In fact, there are enough bright sides to the end of this era that I was originally going to construct this post -- which I've had rattling around in my brain for more than eight months now -- as a list of the top ten reasons it was okay I'm an unemployed film critic. I was also going to include a bunch of stats, like the release year where I reviewed the most movies (2007, exactly 100) and the calendar year when I reviewed the most films (2001, 385 -- I was trying to make my living exclusively as a critic back then. I was there to help flesh out the site when most of the movies didn't have reviews, and I could review things I'd already seen, which explains the high number).

But as the actual day arrives, I don't really feel all that whimsical about it after all.

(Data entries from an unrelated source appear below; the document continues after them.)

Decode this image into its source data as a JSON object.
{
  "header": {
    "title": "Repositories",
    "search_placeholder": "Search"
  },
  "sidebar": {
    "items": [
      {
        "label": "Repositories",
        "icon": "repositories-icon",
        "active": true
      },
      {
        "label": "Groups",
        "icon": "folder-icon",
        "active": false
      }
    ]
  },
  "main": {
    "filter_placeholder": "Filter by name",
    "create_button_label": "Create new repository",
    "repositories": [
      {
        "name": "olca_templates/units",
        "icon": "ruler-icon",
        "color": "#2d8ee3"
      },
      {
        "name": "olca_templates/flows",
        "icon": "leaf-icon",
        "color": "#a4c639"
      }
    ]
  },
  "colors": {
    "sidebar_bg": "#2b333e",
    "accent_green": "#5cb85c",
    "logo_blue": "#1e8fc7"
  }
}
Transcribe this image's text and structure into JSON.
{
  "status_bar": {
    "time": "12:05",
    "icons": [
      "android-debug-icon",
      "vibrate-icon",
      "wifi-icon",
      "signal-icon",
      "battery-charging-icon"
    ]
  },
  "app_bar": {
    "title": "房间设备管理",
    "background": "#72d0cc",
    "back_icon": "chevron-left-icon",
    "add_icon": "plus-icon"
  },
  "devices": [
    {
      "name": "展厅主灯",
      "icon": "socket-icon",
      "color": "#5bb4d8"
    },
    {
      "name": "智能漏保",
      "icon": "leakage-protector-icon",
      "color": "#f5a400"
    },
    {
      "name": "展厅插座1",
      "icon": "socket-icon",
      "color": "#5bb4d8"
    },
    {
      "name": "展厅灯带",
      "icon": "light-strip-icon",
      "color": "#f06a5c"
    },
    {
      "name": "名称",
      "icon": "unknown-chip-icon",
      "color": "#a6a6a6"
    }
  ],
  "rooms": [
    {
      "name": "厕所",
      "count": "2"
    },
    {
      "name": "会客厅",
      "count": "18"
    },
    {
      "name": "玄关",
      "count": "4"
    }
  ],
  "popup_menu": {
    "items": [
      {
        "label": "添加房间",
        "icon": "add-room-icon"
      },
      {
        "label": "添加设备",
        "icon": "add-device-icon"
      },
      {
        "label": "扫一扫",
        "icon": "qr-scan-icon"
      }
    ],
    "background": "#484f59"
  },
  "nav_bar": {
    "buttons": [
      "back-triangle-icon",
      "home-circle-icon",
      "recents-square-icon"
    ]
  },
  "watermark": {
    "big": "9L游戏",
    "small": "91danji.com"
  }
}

I've had so long to get used to the idea that I expected to submit my last review like any other review, and just go on my way. But I must admit that I did have a heavy heart when I realized that I didn't have much to tweak on the final review, which came flowing out of me in under 15 minutes, and that it was time to submit it. I'd written my last word -- for now, anyway -- as a professional critic.

So what's next? I probably won't try too hard to find anything before 2012. Next week is Thanksgiving, and then the Christmas season just eats up every bit of your intention for the rest of the calendar year. Who knows, maybe I'll do something I haven't done before -- write actual film reviews for this blog.

But I do look forward to the future, to possibly finding a new and more lucrative opportunity, one that would actually be a stepping stone to other things. Or at the very least, just being able to devote all my movie watching to things I actually want to see.

One thing is certain: I will always think and write critically about film. Whether it's here, or elsewhere, or both. Whether it pays or doesn't pay.

That's an era that will never come to an end.

4 comments:

Don Handsome said...

sorry to see the vance era end. looking forward to continued audient and whatever's next.

Vancetastic said...

Thanks Don. Actually, I'll still be Vance, even if you could easily figure out what my real name is now. (Wait, you already know my real name.)

Nick Prigge said...

Phew. When I saw the title for this post I initially thought "The Audient" itself was going away.

Sorry to hear about your other gig coming to an end but it sounds as if you've more than made peace with it and are ready for it.

Long live Vancetastic.

Vancetastic said...

Nice little bait-and-switch I pulled on you there, eh Nick? "This could be my last Audient post, so you have to read it! Okay, it's not my last Audient post, but I had you going there for a minute, didn't I?"

I like to think of it this way: I'm one of the lucky ones who can actually say I got paid to write movie reviews. That kind of thing can't last forever I suppose, and 11 years is a good run.